The Malayan Emergency: Essays on a Small, Distant War examines the Malayan Emergency afresh and brings into focus issues not normally covered in other accounts. It also explores the moral costs of modern counter-insurgency. One of the first conflicts of the Cold War, the Malayan Emergency was a guerrilla war fought between Commonwealth armed forces and communist insurgents in Malaya from 1948 to 1960. Souchou Yao tells its story in a series of penetrating and illuminating essays that range across a vast canvas. Throughout the book runs a passionate concern for the lives and struggles of ordinary men and women in colonial Malaya.
Here, the effect of counterinsurgency measures is captured by the anthropologist’s art of ethnography and cultural analysis. Among the vignettes is an ethnographic encounter with a woman ex-guerrilla, and the author’s remembrance of his insurgent-cousin killed in a police ambush. As such, this fascinating study examines the Emergency afresh, and in the process brings into focus issues not normally covered in other accounts: nostalgia and failed revolution, socialist fantasy and ethnic relations, and the moral costs of modern counterinsurgency.

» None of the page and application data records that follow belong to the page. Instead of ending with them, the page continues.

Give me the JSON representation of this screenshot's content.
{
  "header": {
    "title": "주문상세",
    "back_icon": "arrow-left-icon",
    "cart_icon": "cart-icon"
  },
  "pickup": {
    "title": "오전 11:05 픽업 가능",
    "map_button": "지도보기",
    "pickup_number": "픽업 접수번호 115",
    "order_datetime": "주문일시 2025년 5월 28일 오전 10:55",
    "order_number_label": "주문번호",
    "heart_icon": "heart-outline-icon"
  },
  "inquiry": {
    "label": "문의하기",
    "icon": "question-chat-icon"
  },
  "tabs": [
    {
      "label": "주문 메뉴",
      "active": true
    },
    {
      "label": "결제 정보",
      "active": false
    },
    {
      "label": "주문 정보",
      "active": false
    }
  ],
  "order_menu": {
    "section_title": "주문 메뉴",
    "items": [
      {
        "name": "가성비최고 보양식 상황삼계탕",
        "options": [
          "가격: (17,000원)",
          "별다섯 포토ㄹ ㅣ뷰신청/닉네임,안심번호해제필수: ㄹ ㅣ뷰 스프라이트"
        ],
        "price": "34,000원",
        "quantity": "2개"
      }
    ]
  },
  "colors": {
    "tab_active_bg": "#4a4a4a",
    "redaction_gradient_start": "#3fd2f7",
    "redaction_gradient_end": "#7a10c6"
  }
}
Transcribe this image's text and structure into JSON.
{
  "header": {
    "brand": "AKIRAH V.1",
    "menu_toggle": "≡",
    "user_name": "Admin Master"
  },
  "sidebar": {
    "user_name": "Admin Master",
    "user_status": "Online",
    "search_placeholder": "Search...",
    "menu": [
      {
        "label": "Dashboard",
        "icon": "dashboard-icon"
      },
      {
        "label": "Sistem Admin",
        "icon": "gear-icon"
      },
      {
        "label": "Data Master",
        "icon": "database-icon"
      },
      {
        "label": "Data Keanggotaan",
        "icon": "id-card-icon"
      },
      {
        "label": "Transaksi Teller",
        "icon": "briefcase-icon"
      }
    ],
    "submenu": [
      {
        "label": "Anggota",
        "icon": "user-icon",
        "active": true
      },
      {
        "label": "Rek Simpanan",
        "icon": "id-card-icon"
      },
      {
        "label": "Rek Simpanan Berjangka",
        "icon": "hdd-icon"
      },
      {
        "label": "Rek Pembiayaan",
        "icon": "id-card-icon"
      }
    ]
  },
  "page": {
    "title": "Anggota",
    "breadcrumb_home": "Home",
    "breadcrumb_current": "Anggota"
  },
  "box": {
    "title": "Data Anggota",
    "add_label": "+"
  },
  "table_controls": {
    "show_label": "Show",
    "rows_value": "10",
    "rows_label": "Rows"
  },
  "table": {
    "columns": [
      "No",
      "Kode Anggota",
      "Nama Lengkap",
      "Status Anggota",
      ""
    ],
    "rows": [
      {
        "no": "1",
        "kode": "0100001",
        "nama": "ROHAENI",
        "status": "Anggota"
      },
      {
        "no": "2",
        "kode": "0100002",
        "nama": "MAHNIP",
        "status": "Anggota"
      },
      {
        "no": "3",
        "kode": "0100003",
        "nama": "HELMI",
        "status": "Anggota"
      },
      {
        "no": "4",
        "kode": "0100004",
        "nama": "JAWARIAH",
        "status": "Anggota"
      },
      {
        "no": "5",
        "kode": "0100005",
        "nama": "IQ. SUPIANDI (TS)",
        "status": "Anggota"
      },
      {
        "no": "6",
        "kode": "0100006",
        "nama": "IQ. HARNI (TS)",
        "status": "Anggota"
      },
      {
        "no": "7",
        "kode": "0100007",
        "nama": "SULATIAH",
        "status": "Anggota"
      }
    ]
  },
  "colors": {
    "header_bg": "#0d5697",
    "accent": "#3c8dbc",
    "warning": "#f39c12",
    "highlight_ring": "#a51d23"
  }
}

The book is peppered with the sense of futility, of times lost, as felt by the ex-insurgents the author encountered. Yet, even as the author shares their melancholy, he does not forget the forces of the hope for justice that communism once inspired. Until the signing of the German-Soviet Non-Aggression Pact in August 1939, communism seemed to many to be the only serious opposition to Fascism. Young communists like Cheng Peng and Xiao Hong did not talk about the Hitler-Stalin friendship. If they knew of it, it would not have dampened their dream of a socialist utopia in Malaya. The author’s telling of the life-careers of Xiao Hong and Second Cousin is an indication enough, he imagines, of how seriously he perceive the importance of communism to the young people of their respective generations.